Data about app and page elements
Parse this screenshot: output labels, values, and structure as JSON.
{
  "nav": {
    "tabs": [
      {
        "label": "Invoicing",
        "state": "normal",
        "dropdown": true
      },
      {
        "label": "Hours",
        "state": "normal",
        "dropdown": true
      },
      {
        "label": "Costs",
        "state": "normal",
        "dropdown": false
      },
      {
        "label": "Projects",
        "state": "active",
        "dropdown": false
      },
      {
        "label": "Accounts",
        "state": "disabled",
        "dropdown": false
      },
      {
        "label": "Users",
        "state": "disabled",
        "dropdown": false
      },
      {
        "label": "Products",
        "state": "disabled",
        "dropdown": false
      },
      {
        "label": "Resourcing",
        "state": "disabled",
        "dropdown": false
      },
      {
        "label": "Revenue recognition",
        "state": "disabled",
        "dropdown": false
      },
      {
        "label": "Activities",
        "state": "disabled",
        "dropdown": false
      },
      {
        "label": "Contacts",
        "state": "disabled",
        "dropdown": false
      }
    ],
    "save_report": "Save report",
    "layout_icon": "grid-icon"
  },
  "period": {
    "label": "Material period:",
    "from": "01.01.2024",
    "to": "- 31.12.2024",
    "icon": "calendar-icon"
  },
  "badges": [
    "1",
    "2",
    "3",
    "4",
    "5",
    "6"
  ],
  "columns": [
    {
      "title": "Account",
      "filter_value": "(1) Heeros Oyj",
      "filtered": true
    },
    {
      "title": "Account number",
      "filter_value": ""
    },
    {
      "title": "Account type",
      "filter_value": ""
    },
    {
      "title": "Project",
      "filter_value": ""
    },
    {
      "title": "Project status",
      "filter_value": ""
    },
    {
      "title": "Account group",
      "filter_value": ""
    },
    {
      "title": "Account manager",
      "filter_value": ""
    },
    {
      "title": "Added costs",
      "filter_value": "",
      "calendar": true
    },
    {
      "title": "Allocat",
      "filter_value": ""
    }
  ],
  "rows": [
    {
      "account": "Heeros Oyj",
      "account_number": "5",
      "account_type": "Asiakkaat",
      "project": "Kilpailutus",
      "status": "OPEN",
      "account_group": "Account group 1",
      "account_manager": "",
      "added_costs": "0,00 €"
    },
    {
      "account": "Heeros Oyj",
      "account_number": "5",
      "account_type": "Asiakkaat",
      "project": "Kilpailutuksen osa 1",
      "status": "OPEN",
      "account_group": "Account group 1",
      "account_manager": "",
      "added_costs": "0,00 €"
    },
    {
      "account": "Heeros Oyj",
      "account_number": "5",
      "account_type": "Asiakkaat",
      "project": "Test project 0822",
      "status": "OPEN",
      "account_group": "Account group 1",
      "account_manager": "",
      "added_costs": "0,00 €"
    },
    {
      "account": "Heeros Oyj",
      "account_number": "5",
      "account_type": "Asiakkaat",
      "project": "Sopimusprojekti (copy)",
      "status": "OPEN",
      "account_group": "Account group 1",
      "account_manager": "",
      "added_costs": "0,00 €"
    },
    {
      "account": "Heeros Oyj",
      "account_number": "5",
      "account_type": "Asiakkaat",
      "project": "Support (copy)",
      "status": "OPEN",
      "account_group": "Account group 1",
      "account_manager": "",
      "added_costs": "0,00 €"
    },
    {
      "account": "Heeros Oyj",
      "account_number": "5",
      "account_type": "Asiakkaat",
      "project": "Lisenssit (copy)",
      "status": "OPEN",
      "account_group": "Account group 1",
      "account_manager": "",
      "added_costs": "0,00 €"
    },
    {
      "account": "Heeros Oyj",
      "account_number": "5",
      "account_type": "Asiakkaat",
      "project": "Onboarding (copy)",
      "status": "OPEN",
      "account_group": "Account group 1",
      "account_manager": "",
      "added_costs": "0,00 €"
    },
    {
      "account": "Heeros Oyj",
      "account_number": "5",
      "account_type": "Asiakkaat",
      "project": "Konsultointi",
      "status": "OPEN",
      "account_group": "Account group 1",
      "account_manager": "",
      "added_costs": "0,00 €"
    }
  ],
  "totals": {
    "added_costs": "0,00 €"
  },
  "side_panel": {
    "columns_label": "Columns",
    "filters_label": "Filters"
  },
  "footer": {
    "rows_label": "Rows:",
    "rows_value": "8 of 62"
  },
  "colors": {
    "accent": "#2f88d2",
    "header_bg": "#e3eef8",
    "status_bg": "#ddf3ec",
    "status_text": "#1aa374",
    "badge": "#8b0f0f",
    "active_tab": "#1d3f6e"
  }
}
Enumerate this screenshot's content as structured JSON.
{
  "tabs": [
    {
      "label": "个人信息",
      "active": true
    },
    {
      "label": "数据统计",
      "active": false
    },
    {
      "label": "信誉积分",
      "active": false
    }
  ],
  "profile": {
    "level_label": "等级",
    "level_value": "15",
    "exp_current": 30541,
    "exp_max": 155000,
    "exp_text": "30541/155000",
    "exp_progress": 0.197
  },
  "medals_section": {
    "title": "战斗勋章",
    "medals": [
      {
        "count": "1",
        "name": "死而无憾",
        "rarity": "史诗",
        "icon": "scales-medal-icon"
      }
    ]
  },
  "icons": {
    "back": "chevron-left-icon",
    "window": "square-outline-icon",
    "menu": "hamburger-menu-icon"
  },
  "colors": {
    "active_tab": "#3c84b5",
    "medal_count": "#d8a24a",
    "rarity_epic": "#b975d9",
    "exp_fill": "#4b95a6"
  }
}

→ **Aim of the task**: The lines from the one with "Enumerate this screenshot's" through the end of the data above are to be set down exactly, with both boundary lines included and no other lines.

→ **Response to the task**:
Enumerate this screenshot's content as structured JSON.
{
  "tabs": [
    {
      "label": "个人信息",
      "active": true
    },
    {
      "label": "数据统计",
      "active": false
    },
    {
      "label": "信誉积分",
      "active": false
    }
  ],
  "profile": {
    "level_label": "等级",
    "level_value": "15",
    "exp_current": 30541,
    "exp_max": 155000,
    "exp_text": "30541/155000",
    "exp_progress": 0.197
  },
  "medals_section": {
    "title": "战斗勋章",
    "medals": [
      {
        "count": "1",
        "name": "死而无憾",
        "rarity": "史诗",
        "icon": "scales-medal-icon"
      }
    ]
  },
  "icons": {
    "back": "chevron-left-icon",
    "window": "square-outline-icon",
    "menu": "hamburger-menu-icon"
  },
  "colors": {
    "active_tab": "#3c84b5",
    "medal_count": "#d8a24a",
    "rarity_epic": "#b975d9",
    "exp_fill": "#4b95a6"
  }
}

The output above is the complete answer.